The Center for Tax Competition researches the impact of strong tax competition and the preservation of financial privacy on individual freedom and property.


Government actions, financed through taxes, divert resources from a more productive use, one preferred by the individuals concerned. Taxes should threfore be reduced to a minimum. The very fact of levying taxes can also cost an important part of the funds collected, a cost that is a net loss for society. This cost should at least be minimized by implementing more efficient tax systems.

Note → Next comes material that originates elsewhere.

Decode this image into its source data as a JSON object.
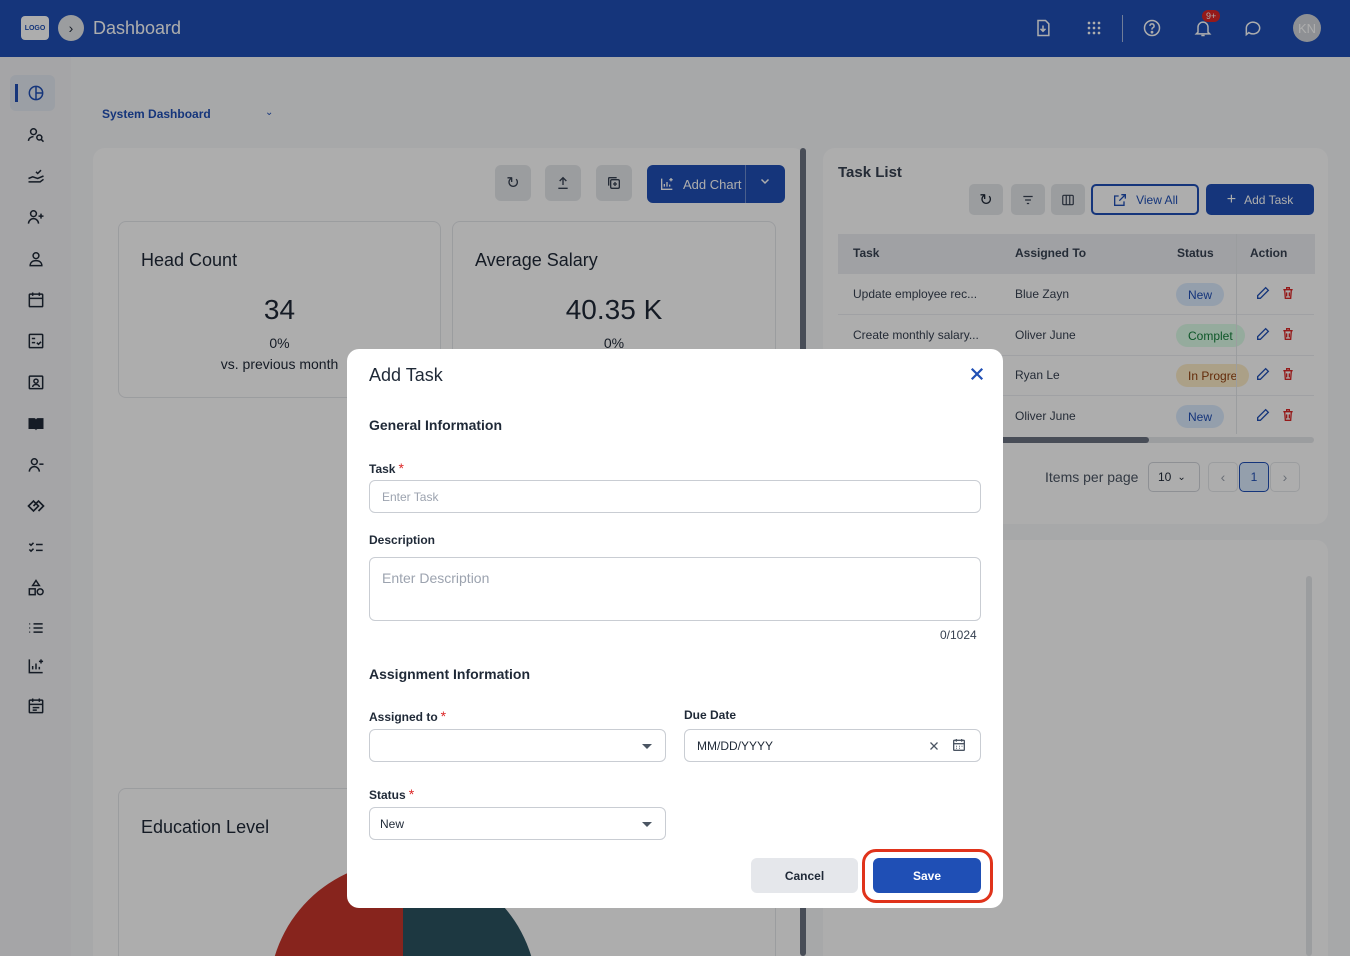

However, the need for efficiency should not be misunderstood as a full identification with government objectives and lead to the maximization of government revenues as the ultimate goal. Indeed, every tax levy implies that some money will not be used according to the preferences willingly chosen and paid for by their rightful owner, but instead will be used for purposes that can very well be wanted only by the government's agents and none of the taxpayers who have to pay for it. The goal, therefore, should not be to look for the optimum of the Laffer curve and maximize government revenues, but rather to minimize the tax burden of taxpayers.